The organic select line gives you the choice between either 100% natural Talalay or 100% Dunlop in any of your layers but neither one is certified organic latex. They do have the option for certified organic Dunlop on request but I believe this would involve an extra cost (you would need to confirm this with them). The cover and quilting are organic wool and organic cotton.
[quote]Natural Select:: 100% Natural Dunlop and Talalay Blend
Reading another post on this site the 100% Natural Dunlop is the “exact same” as in the Organic line the only difference is paying extra money to slap a certified sticker on it…is this correct? I am trying to figure out if the only “true” difference between the material in the two lines lines is the organic cover vs natural cover? Also how is 100% Natural Talalay different than their Talalay Blended Latex?[/quote]
The natural select line gives you the choice between 100% natural Dunlop (which would be the same as the Dunlop that is used in the organic select line) or blended Talalay. The cover and quilting would be natural cotton and natural wool.

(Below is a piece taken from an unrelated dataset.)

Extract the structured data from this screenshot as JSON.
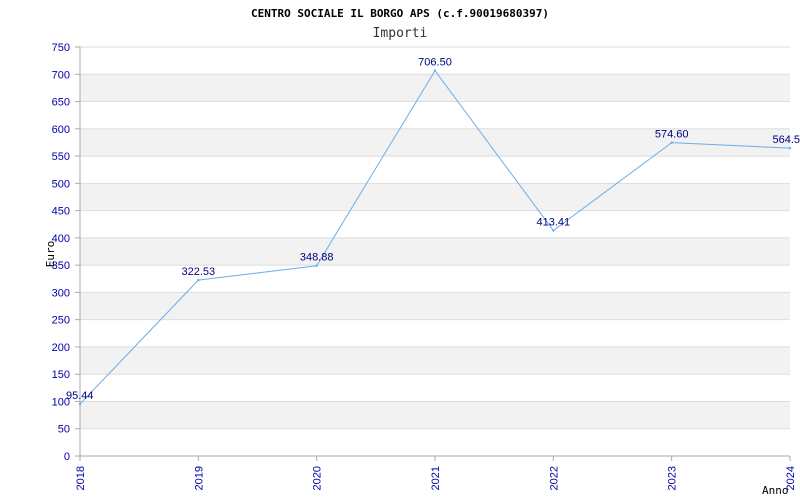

All the latex you are likely to encounter (either Dunlop or Talalay and made with either natural or synthetic latex or a blend of both) are certified for harmful substances and VOC’s by either Oeko-Tex or Eco-Institut and by most people’s criteria all of them would be a very “safe” material. There is more about organic latex and some of the other types and blends of latex in post #6 here.